The recent accounting scandal at Fannie Mae, the government-sponsored housing enterprise, stands as a compelling reason why Congress should privatize both Fannie and its cousin, Freddie Mac.
The nation's financial markets can't afford another scandal that, next time, might bring down these two mortgage industry giants. The Securities and Exchange Commission found Fannie Mae had altered its books to avoid reporting $9 billion in losses over the past four years. (Freddie's own accounting scandal in 2003 forced it to oust four top executives and pay $125 million in fines after it didn't report $5 billion in profits.)
Fannie and Freddie together hold or guarantee about half of the nation's $8 trillion in residential mortgages. Should they lose the markets' trust and collapse, taxpayers could be forced to pick up the tab. Given their size, the fallout would make the Enron scandal and the savings-and-loan crisis of the 1980s look mighty small.
Both companies hold an unfair advantage over other lenders in the form of an implicit guarantee in a line of credit from the Treasury Department. That allows them to borrow at cheaper rates than their competitors. They're also exempt from state and local taxes.

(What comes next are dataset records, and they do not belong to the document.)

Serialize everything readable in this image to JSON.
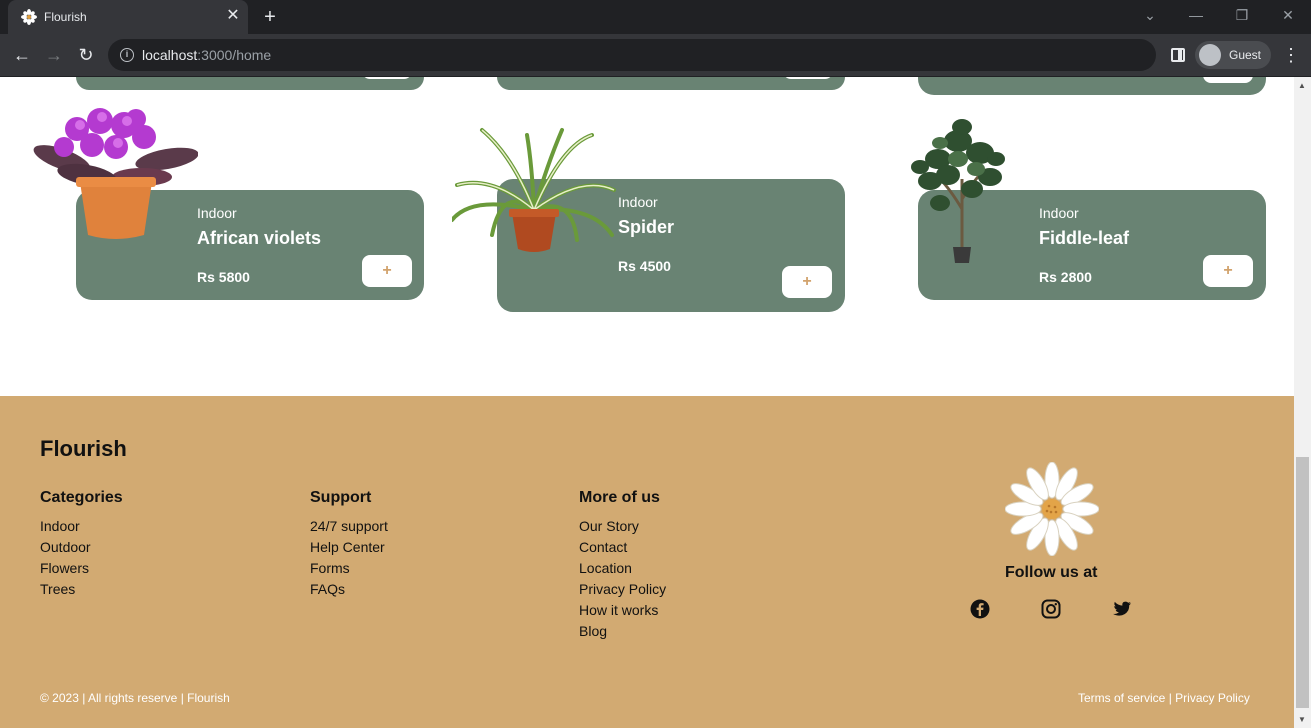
{
  "browser": {
    "tab_title": "Flourish",
    "url_host": "localhost",
    "url_rest": ":3000/home",
    "profile_name": "Guest"
  },
  "products": [
    {
      "category": "Indoor",
      "name": "African violets",
      "price": "Rs 5800",
      "add_label": "+"
    },
    {
      "category": "Indoor",
      "name": "Spider",
      "price": "Rs 4500",
      "add_label": "+"
    },
    {
      "category": "Indoor",
      "name": "Fiddle-leaf",
      "price": "Rs 2800",
      "add_label": "+"
    }
  ],
  "footer": {
    "brand": "Flourish",
    "columns": [
      {
        "title": "Categories",
        "links": [
          "Indoor",
          "Outdoor",
          "Flowers",
          "Trees"
        ]
      },
      {
        "title": "Support",
        "links": [
          "24/7 support",
          "Help Center",
          "Forms",
          "FAQs"
        ]
      },
      {
        "title": "More of us",
        "links": [
          "Our Story",
          "Contact",
          "Location",
          "Privacy Policy",
          "How it works",
          "Blog"
        ]
      }
    ],
    "follow_label": "Follow us at",
    "copyright": "© 2023 | All rights reserve | Flourish",
    "legal": {
      "terms": "Terms of service",
      "separator": " | ",
      "privacy": "Privacy Policy"
    }
  },
  "colors": {
    "card_bg": "#698373",
    "footer_bg": "#d2aa72",
    "accent": "#d2a26c"
  },
  "icons": [
    "flower-favicon-icon",
    "facebook-icon",
    "instagram-icon",
    "twitter-icon"
  ]
}
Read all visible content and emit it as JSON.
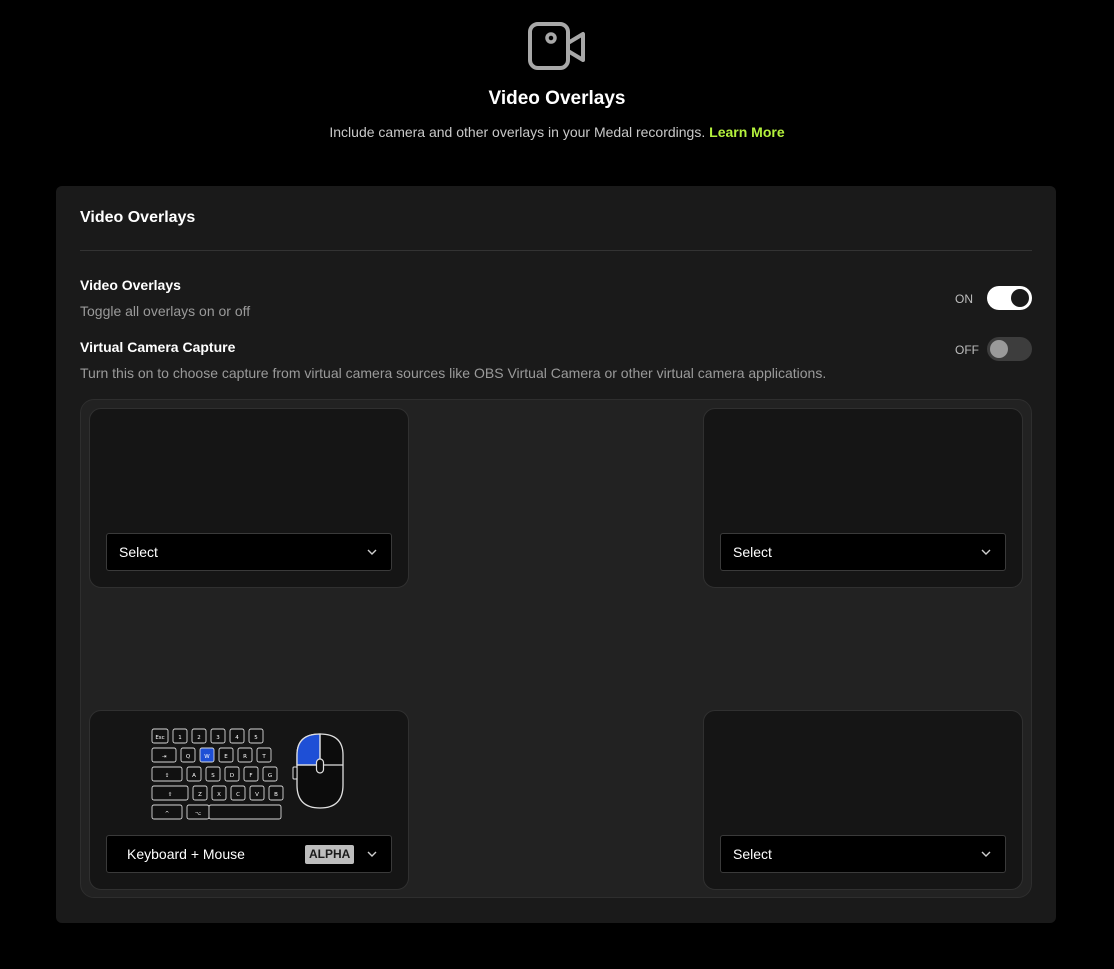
{
  "header": {
    "icon": "video-camera-icon",
    "title": "Video Overlays",
    "subtitle": "Include camera and other overlays in your Medal recordings.",
    "learn_more": "Learn More",
    "accent_color": "#b5f23d"
  },
  "card": {
    "title": "Video Overlays",
    "settings": [
      {
        "title": "Video Overlays",
        "description": "Toggle all overlays on or off",
        "toggle_label": "ON",
        "toggle_on": true
      },
      {
        "title": "Virtual Camera Capture",
        "description": "Turn this on to choose capture from virtual camera sources like OBS Virtual Camera or other virtual camera applications.",
        "toggle_label": "OFF",
        "toggle_on": false
      }
    ],
    "slots": {
      "top_left": {
        "select": "Select"
      },
      "top_right": {
        "select": "Select"
      },
      "bottom_left": {
        "select": "Keyboard + Mouse",
        "badge": "ALPHA",
        "keys": {
          "row1": [
            "Esc",
            "1",
            "2",
            "3",
            "4",
            "5"
          ],
          "row2": [
            "⇥",
            "Q",
            "W",
            "E",
            "R",
            "T"
          ],
          "row3": [
            "⇪",
            "A",
            "S",
            "D",
            "F",
            "G"
          ],
          "row4": [
            "⇧",
            "Z",
            "X",
            "C",
            "V",
            "B"
          ],
          "row5": [
            "^",
            "⌥"
          ]
        },
        "highlight_color": "#1e4fd6"
      },
      "bottom_right": {
        "select": "Select"
      }
    }
  }
}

But those crutches are no longer needed. Fan and Fred long have expanded beyond their original mission, set after the Great Depression, which was to help poorer Americans buy homes. To their own credit, they have shown other banks that low-income families aren't necessarily bad credit risks. It's time for both companies to get on a level playing field with the banks as private institutions serving their stockholders alone.
They should no longer cling to an outgrown public mission with its attendant government perks - a mission that indeed works at cross-purposes with serving the shareholder's bottom line. Federal Reserve chair Alan Greenspan has said Fannie and Freddie present a "systemic risk" to the nation's finance system, and has called for their privatization.
Credible studies show that Fannie and Freddie aren't buying as many mortgages of low-income borrowers as even banks are making. Peter Wallison of the American Enterprise Institute maintains "banks are making more mortgage loans to low income and minority borrowers than Fannie and Freddie have been willing to buy from them." A study done for the Department of Housing and Urban Development by Richard Williams, a professor at Notre Dame, corroborates Mr. Wallison's claim, saying Fannie and Freddie "...do not purchase relatively more underserved [low-income] market loans than the primary market makes" - pretty clear evidence that their mission of helping the poor has largely been met by the private market.
Two weeks ago, Fannie's niece, Sallie Mae, the successful student loan institution, went private - nearly four years ahead of schedule. It will take work, and probably won't yield the enormous (and apparently sometimes false) profits Fan and Fred have seen to date, but ultimately both companies can, and should, do the same.